PORTLAND, Ore. – When politics got rough for Mark Hatfield, he headed to a Catholic church to pray.
The former U.S. senator from Oregon, a prominent advocate of nonviolence, died Aug. 7 at 89. One of the nation’s most influential lawmakers for decades, Hatfield was a Baptist Republican with high regard for Catholic social teaching. He had a habit of walking to St. Joseph Church on Capitol Hill to clear his head.
“When you’re praising God, you’re taking your thoughts off yourself,” he once told the Catholic Sentinel, newspaper of the Portland Archdiocese.
Hatfield, who had been ill for several years, died at a care center in Portland.
He was Oregon’s governor for eight years before serving in the Senate from 1966 to 1996.

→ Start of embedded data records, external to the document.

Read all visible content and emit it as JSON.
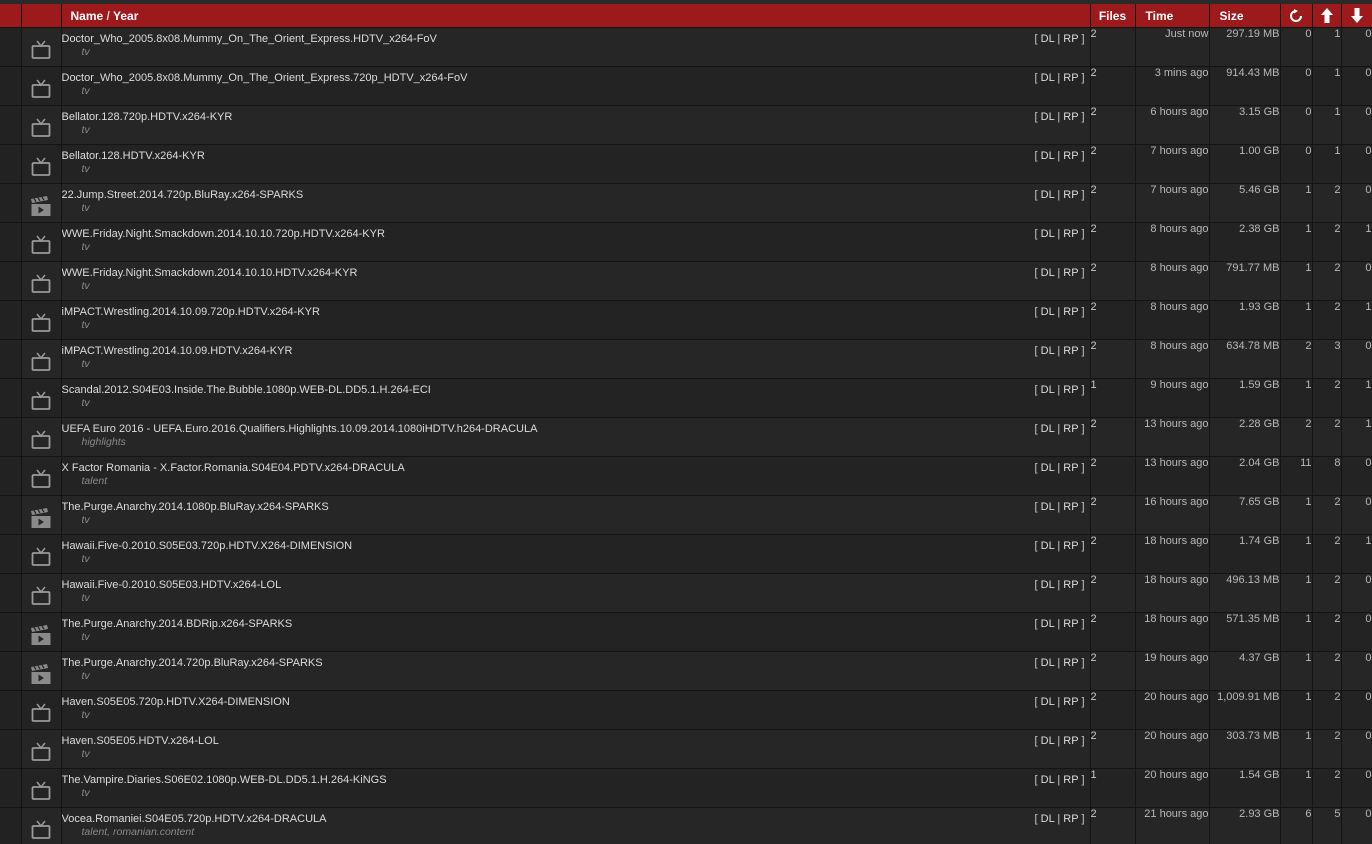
{
  "header": {
    "name_label": "Name",
    "slash": "/",
    "year_label": "Year",
    "files_label": "Files",
    "time_label": "Time",
    "size_label": "Size",
    "refresh_icon": "refresh-icon",
    "up_icon": "arrow-up-icon",
    "down_icon": "arrow-down-icon",
    "accent": "#9c1a1c"
  },
  "links": {
    "open": "[",
    "dl": "DL",
    "sep": "|",
    "rp": "RP",
    "close": "]"
  },
  "rows": [
    {
      "cat": "tv-icon",
      "name": "Doctor_Who_2005.8x08.Mummy_On_The_Orient_Express.HDTV_x264-FoV",
      "sub": "tv",
      "files": "2",
      "time": "Just now",
      "size": "297.19 MB",
      "a": "0",
      "b": "1",
      "c": "0"
    },
    {
      "cat": "tv-icon",
      "name": "Doctor_Who_2005.8x08.Mummy_On_The_Orient_Express.720p_HDTV_x264-FoV",
      "sub": "tv",
      "files": "2",
      "time": "3 mins ago",
      "size": "914.43 MB",
      "a": "0",
      "b": "1",
      "c": "0"
    },
    {
      "cat": "tv-icon",
      "name": "Bellator.128.720p.HDTV.x264-KYR",
      "sub": "tv",
      "files": "2",
      "time": "6 hours ago",
      "size": "3.15 GB",
      "a": "0",
      "b": "1",
      "c": "0"
    },
    {
      "cat": "tv-icon",
      "name": "Bellator.128.HDTV.x264-KYR",
      "sub": "tv",
      "files": "2",
      "time": "7 hours ago",
      "size": "1.00 GB",
      "a": "0",
      "b": "1",
      "c": "0"
    },
    {
      "cat": "movie-icon",
      "name": "22.Jump.Street.2014.720p.BluRay.x264-SPARKS",
      "sub": "tv",
      "files": "2",
      "time": "7 hours ago",
      "size": "5.46 GB",
      "a": "1",
      "b": "2",
      "c": "0"
    },
    {
      "cat": "tv-icon",
      "name": "WWE.Friday.Night.Smackdown.2014.10.10.720p.HDTV.x264-KYR",
      "sub": "tv",
      "files": "2",
      "time": "8 hours ago",
      "size": "2.38 GB",
      "a": "1",
      "b": "2",
      "c": "1"
    },
    {
      "cat": "tv-icon",
      "name": "WWE.Friday.Night.Smackdown.2014.10.10.HDTV.x264-KYR",
      "sub": "tv",
      "files": "2",
      "time": "8 hours ago",
      "size": "791.77 MB",
      "a": "1",
      "b": "2",
      "c": "0"
    },
    {
      "cat": "tv-icon",
      "name": "iMPACT.Wrestling.2014.10.09.720p.HDTV.x264-KYR",
      "sub": "tv",
      "files": "2",
      "time": "8 hours ago",
      "size": "1.93 GB",
      "a": "1",
      "b": "2",
      "c": "1"
    },
    {
      "cat": "tv-icon",
      "name": "iMPACT.Wrestling.2014.10.09.HDTV.x264-KYR",
      "sub": "tv",
      "files": "2",
      "time": "8 hours ago",
      "size": "634.78 MB",
      "a": "2",
      "b": "3",
      "c": "0"
    },
    {
      "cat": "tv-icon",
      "name": "Scandal.2012.S04E03.Inside.The.Bubble.1080p.WEB-DL.DD5.1.H.264-ECI",
      "sub": "tv",
      "files": "1",
      "time": "9 hours ago",
      "size": "1.59 GB",
      "a": "1",
      "b": "2",
      "c": "1"
    },
    {
      "cat": "tv-icon",
      "name": "UEFA Euro 2016 - UEFA.Euro.2016.Qualifiers.Highlights.10.09.2014.1080iHDTV.h264-DRACULA",
      "sub": "highlights",
      "files": "2",
      "time": "13 hours ago",
      "size": "2.28 GB",
      "a": "2",
      "b": "2",
      "c": "1"
    },
    {
      "cat": "tv-icon",
      "name": "X Factor Romania - X.Factor.Romania.S04E04.PDTV.x264-DRACULA",
      "sub": "talent",
      "files": "2",
      "time": "13 hours ago",
      "size": "2.04 GB",
      "a": "11",
      "b": "8",
      "c": "0"
    },
    {
      "cat": "movie-icon",
      "name": "The.Purge.Anarchy.2014.1080p.BluRay.x264-SPARKS",
      "sub": "tv",
      "files": "2",
      "time": "16 hours ago",
      "size": "7.65 GB",
      "a": "1",
      "b": "2",
      "c": "0"
    },
    {
      "cat": "tv-icon",
      "name": "Hawaii.Five-0.2010.S05E03.720p.HDTV.X264-DIMENSION",
      "sub": "tv",
      "files": "2",
      "time": "18 hours ago",
      "size": "1.74 GB",
      "a": "1",
      "b": "2",
      "c": "1"
    },
    {
      "cat": "tv-icon",
      "name": "Hawaii.Five-0.2010.S05E03.HDTV.x264-LOL",
      "sub": "tv",
      "files": "2",
      "time": "18 hours ago",
      "size": "496.13 MB",
      "a": "1",
      "b": "2",
      "c": "0"
    },
    {
      "cat": "movie-icon",
      "name": "The.Purge.Anarchy.2014.BDRip.x264-SPARKS",
      "sub": "tv",
      "files": "2",
      "time": "18 hours ago",
      "size": "571.35 MB",
      "a": "1",
      "b": "2",
      "c": "0"
    },
    {
      "cat": "movie-icon",
      "name": "The.Purge.Anarchy.2014.720p.BluRay.x264-SPARKS",
      "sub": "tv",
      "files": "2",
      "time": "19 hours ago",
      "size": "4.37 GB",
      "a": "1",
      "b": "2",
      "c": "0"
    },
    {
      "cat": "tv-icon",
      "name": "Haven.S05E05.720p.HDTV.X264-DIMENSION",
      "sub": "tv",
      "files": "2",
      "time": "20 hours ago",
      "size": "1,009.91 MB",
      "a": "1",
      "b": "2",
      "c": "0"
    },
    {
      "cat": "tv-icon",
      "name": "Haven.S05E05.HDTV.x264-LOL",
      "sub": "tv",
      "files": "2",
      "time": "20 hours ago",
      "size": "303.73 MB",
      "a": "1",
      "b": "2",
      "c": "0"
    },
    {
      "cat": "tv-icon",
      "name": "The.Vampire.Diaries.S06E02.1080p.WEB-DL.DD5.1.H.264-KiNGS",
      "sub": "tv",
      "files": "1",
      "time": "20 hours ago",
      "size": "1.54 GB",
      "a": "1",
      "b": "2",
      "c": "0"
    },
    {
      "cat": "tv-icon",
      "name": "Vocea.Romaniei.S04E05.720p.HDTV.x264-DRACULA",
      "sub": "talent, romanian.content",
      "files": "2",
      "time": "21 hours ago",
      "size": "2.93 GB",
      "a": "6",
      "b": "5",
      "c": "0"
    }
  ]
}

In a 1994 interview with the Catholic Sentinel, Hatfield said he saw himself as a statesman taking Jesus as the ultimate role model.
“It was totally revolutionary and is still revolutionary to think that a leader is a servant,” Hatfield said. “I try not to be the manipulative powerful leader on the white charger, but the servant leader.”
Among his heroes were spiritual writer Father Henri Nouwen and Blessed Teresa of Kolkata, whom he met. But he said he gained the most “spiritual power” from regular people who prayed for him.
Catholic friends kept him supplied with their literature, including the writings of Blessed John Paul II.
“So far it sounds like good Baptist doctrine to me,” he told the Catholic Sentinel, being impish but also showing that he thought the denominations had much in common.
In a 2002 address to an annual banquet for Catholic Charities of Portland, Hatfield got a laugh when he noted that he was a Baptist, which with 23 different denominations “multiplies by dividing.”
Over the years Hatfield received many honors, including an honorary law degree from The Catholic University of America School of Law in 1989, as his daughter received her law degree there, and the Poverello Medal from the Franciscan University of Steubenville, Ohio, in 1974, awarded annually “for Christ-like benefactions in imitation of St. Francis of Assisi.”
Hatfield was born in the Willamette Valley farm town of Dallas in 1922, son of a railroad blacksmith and a woman who would become a teacher. Both parents were Baptists.
As an Oregon lawmaker in the 1950s, Hatfield was an early supporter of civil rights. Elected governor in 1959, he emerged as a rising moderate Republican star. He gave a speech at the 1964 Republican convention and denounced far-right politics. In 1966, he was the only governor to vote against a resolution supporting the Vietnam War.
Later that year, he was elected to the Senate on an anti-war stance. Throughout his long career in the Senate, Hatfield sought to shrink defense spending and counter poverty, hunger and disease.
In 1991, he stood on the Senate floor and cast the only vote in opposition to President George H.W. Bush’s Operation Desert Storm. Saying war is futile, he attributed his abiding position to experiences as a naval officer during World War II, duty that brought him to Hiroshima a month after the atomic bomb had been dropped.
“The smells of decomposition were still there in the air with the sights of utter devastation in all directions,” he said. “It really impacted me.”
Some wags dubbed him “St. Mark.”
But along with taking the high road, he was a deft politician who brought an estimated $3 billion in federal money to Oregon, especially when he became chairman of the Senate Appropriations Committee in 1981. Enemies included environmentalists, who saw him as too cozy with the timber industry. Hatfield did, however, win praise for preserving beaches, the Columbia River Gorge and some forests.
He worked to chip away at government regulations, convinced federal authority had grown at the people’s expense. But he voted against a federal balanced budget amendment in 1995, infuriating neo-conservatives.
He survived two funding scandals and was once rebuked by the Senate Ethics Committee. Yet he was admired by many Catholics because he was pro-life, anti-war and anti-death penalty.
He told the Catholic Sentinel that he was proud of his consistent position in favor of life. He linked violent crime to tolerance of abortion, executions and warfare.
After he retired, Hatfield joined Catholic leaders in a failed attempt to abolish the death penalty in Oregon.
“Senator Hatfield took courageous positions of conscience in the face of substantial political opposition,” said U.S. Sen. Jeff Merkley, D-Ore. “He inspired many to public service, encouraging them to work to do what is right rather than what is convenient or popular.”
Gerry Frank, Hatfield’s longtime aide, said the senator’s faith was “helpful in hard times and key all the time.”
Hatfield spent some of his retirement at an assisted living community built on the convent grounds of the Sisters of the Holy Names of Jesus and Mary near Portland.
He is survived by his wife and four children. Plans call for a private funeral and a public memorial service at a later date.